I was lying on a gurney with my eyes closed. Although I was drifting in and out of consciousness, I could sense that a lot was going on around me, because of me. At one point that night, I looked up and saw a man dressed almost like an astronaut, covered head-to-toe in protective equipment. He was a trauma surgeon.
Hours before, I was at my high school’s first football game of the year. This all happened a long time ago, when I was a teenager, but I can still call to mind the sound of the school bands and cheerleaders. Shortly after the game, a fight broke out in a nearby park. I turned, and saw flashes of light. That’s what I remember about the moment I was shot: flashes of light. Time seemed to slow down. People were screaming and running around me. My white shirt was covered in blood. My friends, frantic, implored me to lie down. My mouth filled with blood, and I began to choke. As I discovered later, the .38-caliber bullet had ripped a hole in my windpipe and injured my carotid artery. I was bleeding into my airway.
The trauma surgeon was named Robert Ahmed. He saved my life that night by punching a hole in my windpipe, a procedure known as a tracheostomy. Dipankar Mukherjee, a vascular surgeon, made an incision in my left leg and removed a piece of vein to form a patch for the hole in my carotid artery.
I spent more than a month in the hospital, figuring out basics such as how to talk with a paralyzed left vocal cord. But long after I recovered, the experience of getting shot stayed with me—and I don’t just mean in the shape of the scars on my neck or in the sound of my voice. It’s not overly dramatic to say that it changed the whole course of my life: That night led to me becoming a trauma surgeon.
In the trauma bay, I felt fear, awe, and determination. Fear that I might die, awe at the calm skill of the medical personnel, and determination to give back to the same field that gave me a second chance.

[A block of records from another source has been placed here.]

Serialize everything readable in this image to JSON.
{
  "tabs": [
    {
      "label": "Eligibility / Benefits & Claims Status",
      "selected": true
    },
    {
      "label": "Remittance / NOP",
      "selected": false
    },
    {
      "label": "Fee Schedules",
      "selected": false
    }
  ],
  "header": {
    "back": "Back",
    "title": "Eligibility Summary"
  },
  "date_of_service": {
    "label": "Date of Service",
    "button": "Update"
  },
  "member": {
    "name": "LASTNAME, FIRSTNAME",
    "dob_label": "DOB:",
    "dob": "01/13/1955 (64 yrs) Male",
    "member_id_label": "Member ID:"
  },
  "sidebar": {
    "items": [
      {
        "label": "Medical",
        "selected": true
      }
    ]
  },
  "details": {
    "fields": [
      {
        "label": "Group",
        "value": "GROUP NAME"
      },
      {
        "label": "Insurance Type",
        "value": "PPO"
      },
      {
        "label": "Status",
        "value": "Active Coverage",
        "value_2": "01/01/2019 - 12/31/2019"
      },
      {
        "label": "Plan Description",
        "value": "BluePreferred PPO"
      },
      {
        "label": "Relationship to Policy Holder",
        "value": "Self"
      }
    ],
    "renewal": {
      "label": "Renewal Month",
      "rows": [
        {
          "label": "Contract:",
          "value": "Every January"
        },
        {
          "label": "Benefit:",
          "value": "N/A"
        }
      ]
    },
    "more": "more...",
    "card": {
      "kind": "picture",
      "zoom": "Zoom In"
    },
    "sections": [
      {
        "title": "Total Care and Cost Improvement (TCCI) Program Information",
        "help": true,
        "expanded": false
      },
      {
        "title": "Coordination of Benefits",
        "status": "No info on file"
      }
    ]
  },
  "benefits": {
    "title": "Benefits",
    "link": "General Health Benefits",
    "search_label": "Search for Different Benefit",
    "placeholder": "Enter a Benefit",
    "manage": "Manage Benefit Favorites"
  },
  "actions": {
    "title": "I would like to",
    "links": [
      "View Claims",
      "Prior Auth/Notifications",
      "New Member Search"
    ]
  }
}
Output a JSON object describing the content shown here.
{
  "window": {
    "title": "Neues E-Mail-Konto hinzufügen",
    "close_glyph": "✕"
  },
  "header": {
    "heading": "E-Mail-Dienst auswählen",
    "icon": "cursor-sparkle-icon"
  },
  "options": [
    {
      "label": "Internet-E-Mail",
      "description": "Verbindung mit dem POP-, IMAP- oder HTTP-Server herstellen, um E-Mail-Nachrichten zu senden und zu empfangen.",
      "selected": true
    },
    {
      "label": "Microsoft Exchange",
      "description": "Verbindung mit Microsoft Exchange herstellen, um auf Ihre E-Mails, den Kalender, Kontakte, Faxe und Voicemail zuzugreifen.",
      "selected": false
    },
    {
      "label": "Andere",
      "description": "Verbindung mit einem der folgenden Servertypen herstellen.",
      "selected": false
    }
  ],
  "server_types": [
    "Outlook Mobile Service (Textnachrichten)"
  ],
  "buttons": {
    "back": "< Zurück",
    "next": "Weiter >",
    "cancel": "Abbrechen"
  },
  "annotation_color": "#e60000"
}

Over the years, I’ve come to realize that “giving back” must be about more than applying the skills I learned in medical school or even on the job. Once the gun has gone off, I can do only so much. As a surgeon, I fix damage; the best-case scenario is that the damage never happens to begin with. But, due to a tangled web of political and economic interests, the debate over how we prevent firearm-related injury and death is one that many members of my profession are reluctant to broach. The backlash is all too predictable.
Last month, after the Annals of Internal Medicine published a series of research papers on firearm injuries that included recommendations on how to reduce gun violence, the National Rifle Association said on Twitter that “anti-gun” doctors should “stay in their lane.” The NRA also found it “upsetting” that “the medical community seems to have consulted NO ONE but themselves.”
For me, of course, it’s all just one lane. Back when I was a fellow at a trauma center in Philadelphia, I met with a group of minority high-school students from the city. After a tour of the trauma bay, we gathered in a classroom, and I delivered a lecture about the dire consequences of gun violence. I suppose it was rather dry and the kids weren’t paying attention: They whispered and giggled among themselves. So I dropped the objectivity and told them that I was shot when I was around their age. That got their attention. I told them my story, which held their attention. When I asked if anyone in the room had been personally or indirectly affected by a shooting, nearly every hand went up.
My story allowed me to go from being an unscathed “doc in a white coat” to someone who could actually relate to the pain and anguish those teens had experienced due to gun violence.
Obviously, most surgeons cannot relate to the problem of gun violence quite so intimately. But it’s incumbent on them not to stay in just one lane—to accept that prevention must be our purview as much as mitigation.
Universal background checks, violence-intervention programs, and red-flag laws can all reduce the incidence of firearm-related injury and death. Trauma surgeons are well aware of these facts. Most—thank God—have never experienced what I did that night in high school, but they’ve attended to countless victims and can explain what they’ve seen in personal terms.
Fathers, mothers, daughters, and sons (especially young sons of color) are shot and killed every day. We have an obligation to tell their stories, to work tirelessly not only in the operating room, but outside it as well.